Dominant historical narratives among cultures with long and enduring colonial experiences often ignore Indigenous histories. This erasure is a response to the colonial experiences. With diverse cultures like those in the Philippines, dominant groups may become assimilationists themselves. Collaborative archaeology is an important tool in correcting the historical record. In the northern Philippines, archaeological investigations in Ifugao have established more recent origins of the Cordillera Rice Terraces, which were once understood to be at least two thousand years old. This new research not only sheds light on this UNESCO World Heritage site but also illuminates how collaboration with Indigenous communities is critical to understanding their history and heritage.

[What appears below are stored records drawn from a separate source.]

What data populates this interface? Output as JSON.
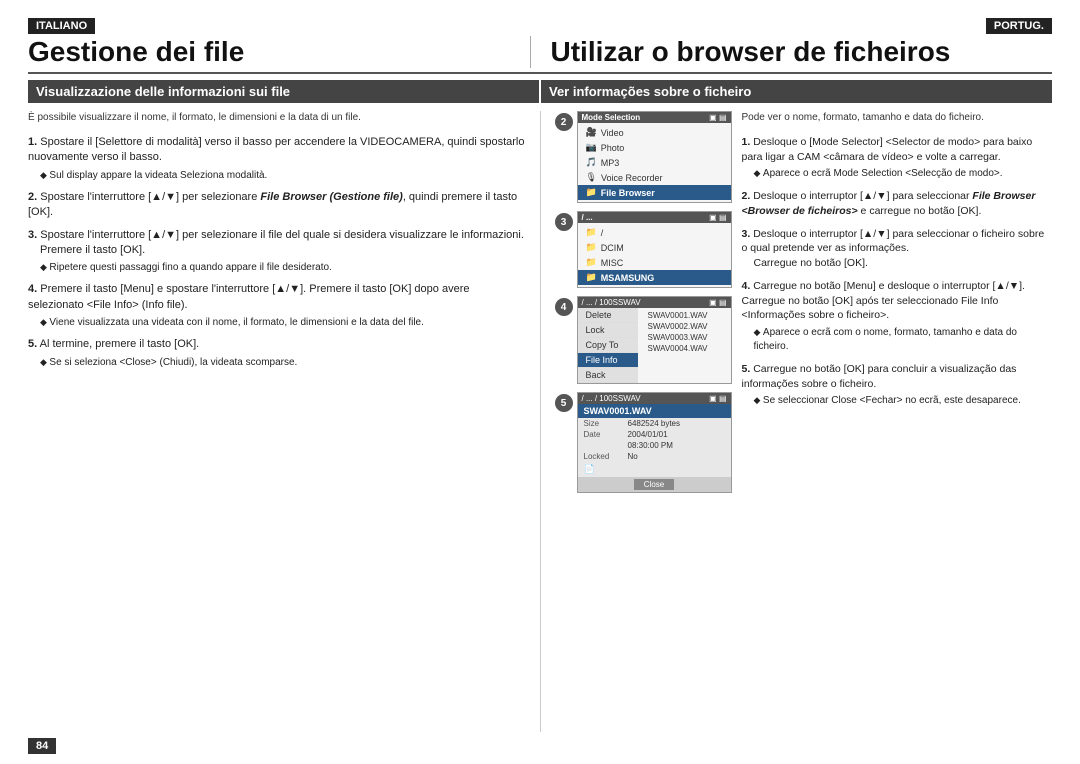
{
  "header": {
    "lang_it": "ITALIANO",
    "lang_pt": "PORTUG.",
    "title_it": "Gestione dei file",
    "title_pt": "Utilizar o browser de ficheiros"
  },
  "sections": {
    "section_it": "Visualizzazione delle informazioni sui file",
    "section_pt": "Ver informações sobre o ficheiro"
  },
  "intro": {
    "it": "È possibile visualizzare il nome, il formato, le dimensioni e la data di un file.",
    "pt": "Pode ver o nome, formato, tamanho e data do ficheiro."
  },
  "steps_it": [
    {
      "num": "1.",
      "text": "Spostare il [Selettore di modalità] verso il basso per accendere la VIDEOCAMERA, quindi spostarlo nuovamente verso il basso.",
      "bullet": "Sul display appare la videata Seleziona modalità."
    },
    {
      "num": "2.",
      "text": "Spostare l'interruttore [▲/▼] per selezionare File Browser (Gestione file), quindi premere il tasto [OK].",
      "bullet": null
    },
    {
      "num": "3.",
      "text": "Spostare l'interruttore [▲/▼] per selezionare il file del quale si desidera visualizzare le informazioni.",
      "sub": "Premere il tasto [OK].",
      "bullet": "Ripetere questi passaggi fino a quando appare il file desiderato."
    },
    {
      "num": "4.",
      "text": "Premere il tasto [Menu] e spostare l'interruttore [▲/▼]. Premere il tasto [OK] dopo avere selezionato <File Info> (Info file).",
      "bullet": "Viene visualizzata una videata con il nome, il formato, le dimensioni e la data del file."
    },
    {
      "num": "5.",
      "text": "Al termine, premere il tasto [OK].",
      "bullet": "Se si seleziona <Close> (Chiudi), la videata scomparse."
    }
  ],
  "steps_pt": [
    {
      "num": "1.",
      "text": "Desloque o [Mode Selector] <Selector de modo> para baixo para ligar a CAM <câmara de vídeo> e volte a carregar.",
      "bullet": "Aparece o ecrã Mode Selection <Selecção de modo>."
    },
    {
      "num": "2.",
      "text": "Desloque o interruptor [▲/▼] para seleccionar File Browser <Browser de ficheiros> e carregue no botão [OK].",
      "bullet": null
    },
    {
      "num": "3.",
      "text": "Desloque o interruptor [▲/▼] para seleccionar o ficheiro sobre o qual pretende ver as informações.",
      "sub": "Carregue no botão [OK].",
      "bullet": null
    },
    {
      "num": "4.",
      "text": "Carregue no botão [Menu] e desloque o interruptor [▲/▼]. Carregue no botão [OK] após ter seleccionado File Info <Informações sobre o ficheiro>.",
      "bullet": "Aparece o ecrã com o nome, formato, tamanho e data do ficheiro."
    },
    {
      "num": "5.",
      "text": "Carregue no botão [OK] para concluir a visualização das informações sobre o ficheiro.",
      "bullet": "Se seleccionar Close <Fechar> no ecrã, este desaparece."
    }
  ],
  "screen2": {
    "title": "Mode Selection",
    "items": [
      "Video",
      "Photo",
      "MP3",
      "Voice Recorder",
      "File Browser"
    ],
    "selected": 4
  },
  "screen3": {
    "path": "/ ...",
    "items": [
      "/",
      "DCIM",
      "MISC",
      "MSAMSUNG"
    ],
    "selected": 3
  },
  "screen4": {
    "path": "/ ... / 100SSWAV",
    "menu_items": [
      "Delete",
      "Lock",
      "Copy To",
      "File Info",
      "Back"
    ],
    "files": [
      "SWAV0001.WAV",
      "SWAV0002.WAV",
      "SWAV0003.WAV",
      "SWAV0004.WAV"
    ],
    "selected_menu": 3
  },
  "screen5": {
    "path": "/ ... / 100SSWAV",
    "filename": "SWAV0001.WAV",
    "size_label": "Size",
    "size_value": "6482524 bytes",
    "date_label": "Date",
    "date_value": "2004/01/01",
    "time_value": "08:30:00 PM",
    "locked_label": "Locked",
    "locked_value": "No",
    "close_label": "Close"
  },
  "footer": {
    "page_number": "84"
  }
}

Indigenous Archaeology in the Philippines highlights how collaborative archaeology and knowledge co-production among the Ifugao, an Indigenous group in the Philippines, contested (and continue to contest) enduring colonial tropes. Stephen B. Acabado and Marlon M. Martin explain how the Ifugao made decisions that benefited them, including formulating strategies by which they took part in the colonial enterprise, exploiting the colonial economic opportunities to strengthen their sociopolitical organization, and co-opting the new economic system. The archaeological record shows that the Ifugao successfully resisted the Spanish conquest and later accommodated American empire building.
This book illustrates how descendant communities can take control of their history and heritage through active collaboration with archaeologists. Drawing on the Philippine Cordilleran experiences, the authors demonstrate how changing historical narratives help empower peoples who are traditionally ignored in national histories.